In 2007, with international expert panels’ assistance, Uppsala University was the first Swedish higher education institution to conduct a self-initiated, comprehensive overhaul of its research activities. This was followed up in 2011, when the purpose was to identify and reinforce strong, promising research areas on which to base strategic initiatives.
“We’ve done two performance-oriented evaluations, and they’ve been good and useful. Now we want to develop this one step further and analyse how well the processes that drive quality and renewal work in our research environments. Top-quality academic research requires a strong culture of quality, built-in quality assurance in various forms and dynamic discussion of long-term research development. This time, we’re getting international experts to help analyse how well these cultures and systems work, rather than assessing the research as such,” says Deputy Vice-Chancellor Anders Malmberg, who is running the project.
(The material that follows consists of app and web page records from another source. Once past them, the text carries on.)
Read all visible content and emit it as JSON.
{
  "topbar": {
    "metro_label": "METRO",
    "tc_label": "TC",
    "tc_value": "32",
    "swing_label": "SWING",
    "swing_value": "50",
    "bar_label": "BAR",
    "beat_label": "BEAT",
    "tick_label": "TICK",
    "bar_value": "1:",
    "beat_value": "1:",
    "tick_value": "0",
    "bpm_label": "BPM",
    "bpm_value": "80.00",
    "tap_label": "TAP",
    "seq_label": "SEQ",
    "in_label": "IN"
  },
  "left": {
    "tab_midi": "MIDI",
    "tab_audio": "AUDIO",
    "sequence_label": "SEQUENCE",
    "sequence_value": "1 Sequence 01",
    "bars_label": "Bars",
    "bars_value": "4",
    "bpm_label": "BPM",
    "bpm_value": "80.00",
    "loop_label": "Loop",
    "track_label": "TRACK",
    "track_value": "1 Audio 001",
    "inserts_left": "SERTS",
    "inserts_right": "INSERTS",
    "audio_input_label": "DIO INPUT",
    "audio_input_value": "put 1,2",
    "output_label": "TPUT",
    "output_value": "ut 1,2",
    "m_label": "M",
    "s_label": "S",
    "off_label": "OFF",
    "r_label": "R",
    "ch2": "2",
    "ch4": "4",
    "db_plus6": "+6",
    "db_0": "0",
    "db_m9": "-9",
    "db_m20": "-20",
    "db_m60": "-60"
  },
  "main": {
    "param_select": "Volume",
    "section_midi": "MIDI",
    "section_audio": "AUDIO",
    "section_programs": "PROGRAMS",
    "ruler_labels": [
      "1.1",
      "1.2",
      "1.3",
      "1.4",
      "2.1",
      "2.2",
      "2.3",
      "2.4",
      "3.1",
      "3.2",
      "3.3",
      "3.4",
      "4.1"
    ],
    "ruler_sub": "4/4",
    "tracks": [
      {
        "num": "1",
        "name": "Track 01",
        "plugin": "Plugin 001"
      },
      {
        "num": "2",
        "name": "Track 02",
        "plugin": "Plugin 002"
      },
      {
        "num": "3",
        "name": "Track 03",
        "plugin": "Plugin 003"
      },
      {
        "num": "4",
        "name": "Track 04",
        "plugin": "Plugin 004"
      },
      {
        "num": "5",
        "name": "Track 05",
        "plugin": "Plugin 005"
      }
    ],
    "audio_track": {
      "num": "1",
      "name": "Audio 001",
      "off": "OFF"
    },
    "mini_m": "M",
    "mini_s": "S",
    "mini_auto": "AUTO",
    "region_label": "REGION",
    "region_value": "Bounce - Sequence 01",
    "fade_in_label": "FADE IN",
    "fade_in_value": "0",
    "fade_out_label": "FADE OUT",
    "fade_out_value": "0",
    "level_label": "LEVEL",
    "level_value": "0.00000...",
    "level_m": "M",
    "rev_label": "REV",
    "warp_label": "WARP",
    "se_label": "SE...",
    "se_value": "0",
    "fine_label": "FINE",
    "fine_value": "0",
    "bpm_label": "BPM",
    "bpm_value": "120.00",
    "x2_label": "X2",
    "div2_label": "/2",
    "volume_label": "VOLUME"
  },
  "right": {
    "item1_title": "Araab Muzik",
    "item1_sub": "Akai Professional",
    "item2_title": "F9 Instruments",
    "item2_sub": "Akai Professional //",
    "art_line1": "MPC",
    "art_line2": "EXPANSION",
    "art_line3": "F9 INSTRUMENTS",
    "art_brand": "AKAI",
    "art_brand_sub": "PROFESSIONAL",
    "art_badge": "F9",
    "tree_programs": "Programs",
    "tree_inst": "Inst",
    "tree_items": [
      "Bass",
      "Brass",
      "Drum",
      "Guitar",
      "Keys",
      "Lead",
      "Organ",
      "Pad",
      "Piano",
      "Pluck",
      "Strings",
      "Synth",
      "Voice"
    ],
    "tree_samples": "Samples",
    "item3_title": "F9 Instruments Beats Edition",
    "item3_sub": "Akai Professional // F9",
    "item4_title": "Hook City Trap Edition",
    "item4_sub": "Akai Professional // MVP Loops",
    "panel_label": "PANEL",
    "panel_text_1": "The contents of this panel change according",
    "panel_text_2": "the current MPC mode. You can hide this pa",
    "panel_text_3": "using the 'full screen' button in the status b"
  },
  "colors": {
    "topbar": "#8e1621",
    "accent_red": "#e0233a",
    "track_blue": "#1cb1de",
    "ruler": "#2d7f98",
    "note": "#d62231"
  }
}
As before, the new evaluation contains bibliometric analyses, self-assessments in the research environments and visits by external reviewers. However, the procedure has now been supplemented with an internal questionnaire survey to provide a picture of how the University’s researchers see their own environments.
Bibliometrics and questionnaire results laid the foundations for the departments’ self-assessments and critical self-reflection. The external reviewers are to receive the material collected and, as “critical friends”, express their views on the research environments’ strengths and weaknesses. Their evaluation also includes reflection on the connections between research and education, and between research and collaboration.
“Quality assurance is a natural part of the research, for which individual researchers and academic leaders at various levels must be collectively and independently responsible. This culture of quality has to be actively maintained, discussed and developed in the University, and Q&R17 is part of this,” Malmberg says.
Q&R17 is now in its most intense stage. During two weeks in May, 19 external expert panels will visit different department groups at Uppsala University. The panels have the task of analysing the conditions and processes required for a strong research environment and that can generate solid research results. They will analyse the research environments’ strengths and challenges and will formulate recommendations based on their observations. These will later be combined with bibliometric analyses and self-evaluations.
In the questionnaire survey conducted in autumn 2016, a total of 3,800 researchers at the University answered questions on how they perceived their respective local research environments. From the end of November, the departments worked on their self-assessments, which have now been submitted and forwarded to the 19 panels of international experts due to visit Uppsala in May.
“On two occasions in February and March, we had preliminary meetings with the panel chairs and the member of each panel who has expertise in how research environments work,” Malmberg says.
“These preliminary meetings have been important in giving these key people real understanding of the project’s purpose. This time, we’re not looking to rate our research. Instead, we want the external reviewers’ critical views on how our research environments work. Do we have structures and systems for optimal recruitment, career support for young researchers, reciprocal critical feedback and good infrastructure provision? It’s crucial for the panels to understand that, this time, the self-assessments aren’t about telling us what we’re good at but, on the contrary, are based on self-critical reflection.”
“When I see all the dedication that’s gone into the task of self-assessment, I want to hope and believe that Q&R17 also contributes to something that’s at least as important for the University's long-term development: strengthening academic leadership and revitalising collective responsibility at our departments.”